At Ash Grove we have chosen to follow the Purple Mash Computing Scheme of Work from Year 1 to Year 6. The lessons are designed to be fun and engaging, and meet all requirements of the National Curriculum for Computing. There are clear planning documents and excellent supporting materials for teachers, as well as plentiful opportunities for children to apply their new knowledge and skills in bespoke, creative tasks.
The units of work fall into three broad categories: Computer Science (coding and computational thinking); Information Technology (spreadsheets; art, design and music; databases and graphing; writing and presenting); and Digital Literacy (communications and networks; internet and email). We have organised the units into a spiral curriculum across each year group, building on prior learning year-on-year in order to secure children’s knowledge and understanding of key concepts and skills in each area.

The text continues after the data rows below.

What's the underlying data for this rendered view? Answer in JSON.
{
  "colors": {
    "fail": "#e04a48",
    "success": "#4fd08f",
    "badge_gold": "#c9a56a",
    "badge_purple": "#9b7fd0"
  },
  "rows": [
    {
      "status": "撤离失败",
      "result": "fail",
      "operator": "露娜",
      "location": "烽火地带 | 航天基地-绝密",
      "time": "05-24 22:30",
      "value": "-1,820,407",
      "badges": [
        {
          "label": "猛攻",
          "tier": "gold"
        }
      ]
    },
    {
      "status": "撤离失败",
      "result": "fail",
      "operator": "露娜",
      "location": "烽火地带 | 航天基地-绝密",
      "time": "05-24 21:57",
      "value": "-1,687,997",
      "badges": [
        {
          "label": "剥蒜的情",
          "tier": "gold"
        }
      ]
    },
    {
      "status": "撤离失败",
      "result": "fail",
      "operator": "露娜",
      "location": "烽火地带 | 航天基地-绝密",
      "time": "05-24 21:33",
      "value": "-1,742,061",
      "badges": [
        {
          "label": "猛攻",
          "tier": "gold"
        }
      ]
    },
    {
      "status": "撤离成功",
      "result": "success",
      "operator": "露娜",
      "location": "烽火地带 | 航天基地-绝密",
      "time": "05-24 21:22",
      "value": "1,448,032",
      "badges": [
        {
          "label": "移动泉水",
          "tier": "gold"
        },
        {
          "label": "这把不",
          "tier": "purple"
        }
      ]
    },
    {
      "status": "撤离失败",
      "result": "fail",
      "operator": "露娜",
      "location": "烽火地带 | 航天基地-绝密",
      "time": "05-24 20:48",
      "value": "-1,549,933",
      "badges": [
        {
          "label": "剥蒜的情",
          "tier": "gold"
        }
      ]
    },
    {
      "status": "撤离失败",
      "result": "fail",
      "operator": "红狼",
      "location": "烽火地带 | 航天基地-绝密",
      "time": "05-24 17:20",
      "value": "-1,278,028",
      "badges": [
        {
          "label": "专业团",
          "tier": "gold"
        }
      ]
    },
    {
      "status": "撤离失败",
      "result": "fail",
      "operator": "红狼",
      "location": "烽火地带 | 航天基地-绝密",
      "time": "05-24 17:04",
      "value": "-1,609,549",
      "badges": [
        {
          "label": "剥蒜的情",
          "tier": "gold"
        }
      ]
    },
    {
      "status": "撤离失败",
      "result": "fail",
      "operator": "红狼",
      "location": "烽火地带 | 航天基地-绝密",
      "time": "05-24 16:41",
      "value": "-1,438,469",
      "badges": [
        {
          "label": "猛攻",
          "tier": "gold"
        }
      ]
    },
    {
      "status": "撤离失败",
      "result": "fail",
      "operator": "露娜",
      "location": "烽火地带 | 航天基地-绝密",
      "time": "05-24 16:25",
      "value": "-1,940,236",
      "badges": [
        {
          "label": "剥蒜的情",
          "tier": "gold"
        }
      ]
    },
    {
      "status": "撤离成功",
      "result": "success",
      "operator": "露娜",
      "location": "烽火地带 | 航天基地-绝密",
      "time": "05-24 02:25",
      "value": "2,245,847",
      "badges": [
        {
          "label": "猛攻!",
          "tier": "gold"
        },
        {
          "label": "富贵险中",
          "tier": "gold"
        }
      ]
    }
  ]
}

Up to three units of work are delivered across each term, with no more than nine units across the whole year. In the autumn term, all children from Year 1 - Year 6 are taught the relevant units of work for Online Safety and for Coding. These are the core building blocks that underpin the learning across the rest of the academic year. The remaining strands are delivered across the spring and summer terms, with themes pinned down to specific terms where possible to ensure consistency and progression. For example, most of the communications and networks units are delivered in the autumn term; databases and graphing units are delivered mainly in the spring term; and spreadsheets are consistently delivered across all year groups in the final summer term. This structured, spaced learning supports teachers’ planning and delivery of skills and knowledge, as well as the children’s retrieval of prior learning, helping them to know more and remember more.

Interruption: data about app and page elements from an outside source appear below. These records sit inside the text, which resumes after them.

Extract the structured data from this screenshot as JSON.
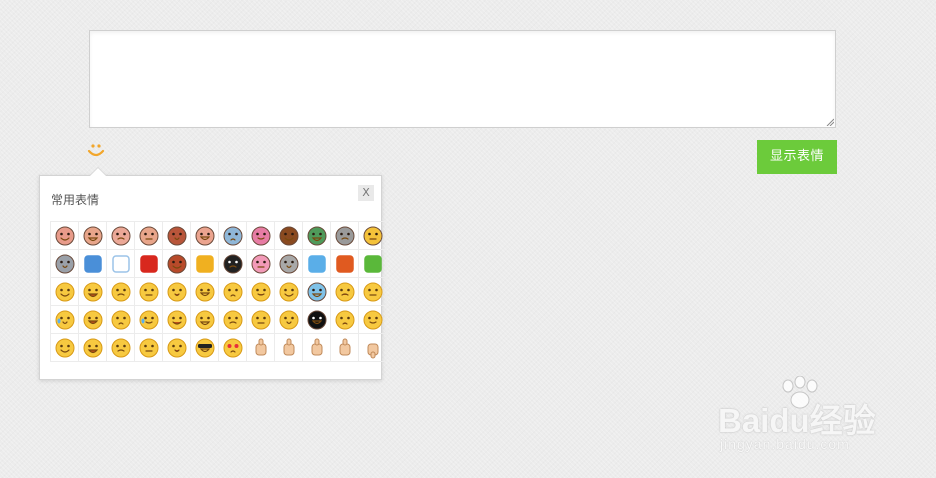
{
  "composer": {
    "value": "",
    "placeholder": ""
  },
  "toolbar": {
    "show_emoji_label": "显示表情",
    "smiley_icon": "smiley-icon"
  },
  "emoji_panel": {
    "title": "常用表情",
    "close_label": "X",
    "emojis": [
      "baby-tantrum",
      "baby-hehe",
      "baby-crying",
      "baby-wave",
      "lion-face",
      "baby-shy",
      "bus-face",
      "rabbit-face",
      "brown-hair-girl",
      "green-face",
      "robot-99",
      "yellow-cat",
      "bear-face",
      "shen-char",
      "cloud",
      "red-envelope",
      "little-man",
      "down-arrow",
      "panda",
      "pink-pig",
      "ultraman",
      "sweet-char",
      "world-cup",
      "gift-box",
      "smile",
      "grin",
      "laugh",
      "happy",
      "shy",
      "worried",
      "surprised",
      "cheeky",
      "cute",
      "blue-face-sad",
      "doubt",
      "thinking",
      "cry",
      "think",
      "shocked",
      "sweat",
      "embarrassed",
      "confused",
      "wink",
      "kiss",
      "frown",
      "black-face",
      "angry",
      "annoyed",
      "sly",
      "whisper",
      "blush",
      "speechless",
      "money",
      "cool",
      "heart-eyes",
      "ok-hand",
      "thumb-fist",
      "point-up",
      "thumbs-up",
      "thumbs-down"
    ]
  },
  "watermark": {
    "brand": "Baidu经验",
    "url": "jingyan.baidu.com"
  },
  "colors": {
    "accent_green": "#6ccb3b",
    "smiley_orange": "#f2a62b",
    "background": "#ececec"
  }
}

This repetition of key themes inherently lends itself to progression in skills and outcomes, including in the level of challenge and complexity of tasks set. Details can be found in the attached Skills Progression by Year Group document. Learning outcomes are shared with the children, and teachers make reference to prior learning, supporting the children to forge links between what they already know and the new knowledge they acquire. As a result of our carefully constructed spiral curriculum, children are expected to make good progress in their understanding and application of computing, including applying what they have learnt beyond the classroom.